(Exercise goal) Only lines with the string "username" should be returned from the data below.

(Provided data)
*** Begin section ***

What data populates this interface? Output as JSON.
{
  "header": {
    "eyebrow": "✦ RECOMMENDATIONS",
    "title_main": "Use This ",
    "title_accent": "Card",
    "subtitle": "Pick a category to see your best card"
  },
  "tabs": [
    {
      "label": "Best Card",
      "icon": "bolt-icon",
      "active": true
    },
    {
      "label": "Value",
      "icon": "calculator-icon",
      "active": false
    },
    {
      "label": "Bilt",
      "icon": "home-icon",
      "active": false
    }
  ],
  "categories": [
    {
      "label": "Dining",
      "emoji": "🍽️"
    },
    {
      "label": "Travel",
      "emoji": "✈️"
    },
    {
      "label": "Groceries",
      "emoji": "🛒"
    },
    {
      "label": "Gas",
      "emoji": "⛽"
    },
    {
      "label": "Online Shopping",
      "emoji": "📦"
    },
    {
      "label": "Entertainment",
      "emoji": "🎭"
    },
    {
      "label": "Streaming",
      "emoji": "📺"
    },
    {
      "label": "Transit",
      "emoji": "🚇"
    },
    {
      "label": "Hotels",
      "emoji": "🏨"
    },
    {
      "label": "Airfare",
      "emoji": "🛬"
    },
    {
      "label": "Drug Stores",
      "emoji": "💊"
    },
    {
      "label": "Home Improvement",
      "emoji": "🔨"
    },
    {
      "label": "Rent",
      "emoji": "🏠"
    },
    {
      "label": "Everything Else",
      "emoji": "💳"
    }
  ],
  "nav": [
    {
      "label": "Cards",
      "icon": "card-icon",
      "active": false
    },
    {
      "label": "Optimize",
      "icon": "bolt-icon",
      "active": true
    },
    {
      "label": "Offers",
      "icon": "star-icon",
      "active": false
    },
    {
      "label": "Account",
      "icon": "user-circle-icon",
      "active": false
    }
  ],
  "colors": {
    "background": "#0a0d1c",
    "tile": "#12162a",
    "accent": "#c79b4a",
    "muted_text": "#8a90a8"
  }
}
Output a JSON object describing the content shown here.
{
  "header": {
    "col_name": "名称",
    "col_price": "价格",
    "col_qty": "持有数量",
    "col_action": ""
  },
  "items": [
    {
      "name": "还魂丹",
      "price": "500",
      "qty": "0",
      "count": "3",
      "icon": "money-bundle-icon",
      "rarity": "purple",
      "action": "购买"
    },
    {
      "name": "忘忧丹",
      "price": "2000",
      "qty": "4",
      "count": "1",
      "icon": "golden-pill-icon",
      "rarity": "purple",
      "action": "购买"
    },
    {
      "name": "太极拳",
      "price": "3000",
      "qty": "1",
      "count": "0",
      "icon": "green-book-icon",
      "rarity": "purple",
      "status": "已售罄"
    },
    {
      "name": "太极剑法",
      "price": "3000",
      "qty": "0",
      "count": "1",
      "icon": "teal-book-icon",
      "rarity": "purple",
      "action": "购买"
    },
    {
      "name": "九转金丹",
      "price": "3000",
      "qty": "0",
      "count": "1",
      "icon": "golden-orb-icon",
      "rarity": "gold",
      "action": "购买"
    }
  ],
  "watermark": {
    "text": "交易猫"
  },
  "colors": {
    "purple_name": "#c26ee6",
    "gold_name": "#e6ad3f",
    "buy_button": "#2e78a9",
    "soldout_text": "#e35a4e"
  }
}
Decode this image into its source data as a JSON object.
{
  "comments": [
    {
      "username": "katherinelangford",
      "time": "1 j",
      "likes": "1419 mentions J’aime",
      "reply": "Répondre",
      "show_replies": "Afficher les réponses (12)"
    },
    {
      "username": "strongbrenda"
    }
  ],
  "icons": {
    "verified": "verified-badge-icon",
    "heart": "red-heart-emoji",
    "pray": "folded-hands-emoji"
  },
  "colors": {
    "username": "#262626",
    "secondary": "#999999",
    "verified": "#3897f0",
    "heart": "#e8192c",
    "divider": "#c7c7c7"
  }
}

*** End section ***

(Solution to the exercise)
      "username": "katherinelangford",
      "username": "strongbrenda"
    "username": "#262626",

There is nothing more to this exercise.